Poetry and politics
Could it be that our political leaders have suddenly developed a soft spot for Russian poet Vladimir Mayakovsky and decided to adopt his clear warning?
It sounds implausible. Nevertheless, their New Year’s messages urging us to take our fate into our own hands were reminiscent of some words we used to hear in the early years after the fall of the 1967-74 military dictatorship in Greece: “The future will not come of its own accord; we must take measures.”
If I say implausible, it’s because no members of a ruling elite would adopt the words of a revolutionary with ease. Particularly for the leadership of the Greek Communist Party (which should in theory be fans of Mayakovsky), a “cursed” poet will always be cursed -- at least until he or she has been rehabilitated, as it were -- especially a poet who committed suicide as a result of his “defeatism.”
Rather, it would make more sense to say that the New Year’s messages of Greece’s political leaders were influenced by a homegrown poet, Odysseas Elytis, especially his early period, when he felt strong enough to say: “One and two: No one will speak our fate. One and two: We shall speak the sun’s fate.”
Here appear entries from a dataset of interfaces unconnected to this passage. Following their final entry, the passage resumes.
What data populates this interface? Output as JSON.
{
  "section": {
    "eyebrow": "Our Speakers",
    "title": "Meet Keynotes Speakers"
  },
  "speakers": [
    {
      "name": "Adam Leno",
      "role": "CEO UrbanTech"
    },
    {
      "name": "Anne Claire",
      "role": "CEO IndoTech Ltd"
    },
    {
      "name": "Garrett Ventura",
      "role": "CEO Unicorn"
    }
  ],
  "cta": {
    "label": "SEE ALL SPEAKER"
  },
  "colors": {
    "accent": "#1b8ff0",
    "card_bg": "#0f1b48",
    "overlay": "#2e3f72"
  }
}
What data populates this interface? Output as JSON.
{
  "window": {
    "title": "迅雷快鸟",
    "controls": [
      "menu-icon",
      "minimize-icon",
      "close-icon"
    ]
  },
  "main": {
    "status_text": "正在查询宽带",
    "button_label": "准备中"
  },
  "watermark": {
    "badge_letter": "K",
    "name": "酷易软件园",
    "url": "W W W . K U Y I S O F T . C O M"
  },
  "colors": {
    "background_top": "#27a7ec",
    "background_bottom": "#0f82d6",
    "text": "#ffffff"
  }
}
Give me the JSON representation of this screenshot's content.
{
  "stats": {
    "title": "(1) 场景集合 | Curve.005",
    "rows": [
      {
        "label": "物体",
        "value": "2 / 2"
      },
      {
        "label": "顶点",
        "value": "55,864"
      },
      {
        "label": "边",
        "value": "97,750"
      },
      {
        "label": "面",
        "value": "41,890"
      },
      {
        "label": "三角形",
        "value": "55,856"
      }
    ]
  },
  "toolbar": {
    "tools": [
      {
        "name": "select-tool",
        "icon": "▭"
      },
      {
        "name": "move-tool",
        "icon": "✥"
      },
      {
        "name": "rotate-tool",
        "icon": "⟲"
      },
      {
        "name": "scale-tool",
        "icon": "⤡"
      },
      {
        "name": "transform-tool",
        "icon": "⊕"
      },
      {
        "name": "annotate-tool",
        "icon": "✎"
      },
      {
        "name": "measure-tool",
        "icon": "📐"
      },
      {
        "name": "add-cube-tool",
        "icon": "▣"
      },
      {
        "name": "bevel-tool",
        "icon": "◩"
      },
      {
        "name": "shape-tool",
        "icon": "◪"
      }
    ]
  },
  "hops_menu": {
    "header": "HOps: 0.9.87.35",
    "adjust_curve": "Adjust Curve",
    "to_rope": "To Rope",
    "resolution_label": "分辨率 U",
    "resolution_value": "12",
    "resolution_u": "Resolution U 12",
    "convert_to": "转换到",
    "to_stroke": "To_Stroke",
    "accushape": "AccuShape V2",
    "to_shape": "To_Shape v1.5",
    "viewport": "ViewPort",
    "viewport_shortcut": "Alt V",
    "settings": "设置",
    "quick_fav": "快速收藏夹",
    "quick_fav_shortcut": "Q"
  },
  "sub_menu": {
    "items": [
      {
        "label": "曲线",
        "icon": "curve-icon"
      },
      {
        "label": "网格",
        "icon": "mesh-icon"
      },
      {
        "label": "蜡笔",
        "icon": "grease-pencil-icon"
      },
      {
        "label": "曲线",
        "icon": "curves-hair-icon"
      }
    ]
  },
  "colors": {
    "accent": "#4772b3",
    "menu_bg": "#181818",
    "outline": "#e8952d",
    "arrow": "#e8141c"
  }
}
But again, the worn-out, dry words that constitute a national address can hardly bear any relationship to poetry. For what can be the connection between the art of poetry which, being a complete stranger to limits, tries to purify words and ratify their deeper meaning, with the so-called “art of the possible,” an art which abuses and corrupts precious words and the ideas they seek to convey?
Who can talk about “direct democracy” with a straight face after George Papandreou’s ridiculous treatment of the concept? And, similarly, who will dare to talk about “transcendence” following Antonis Samaras’s use of the word in the past (it is no coincidence that the New Democracy chief has shed the word from his political vocabulary).
In any case, the New Year’s messages saw our political leaders stand in front of the camera, put on their fake smiles and read out a brief essay as if they were students taking part in a national exam.
Virtually all of them urged us to “take fate into our own hands.” They most likely meant that we ought to vote for them in the coming elections, given that each of them is sober enough to pose as the most efficient administrator of our collective fate.
But taking one’s fate into one’s own hands via a representative, in fact via a representative who will soon forget who he represents and for what reason, has no meaning whatsoever, be it in poetry or politics.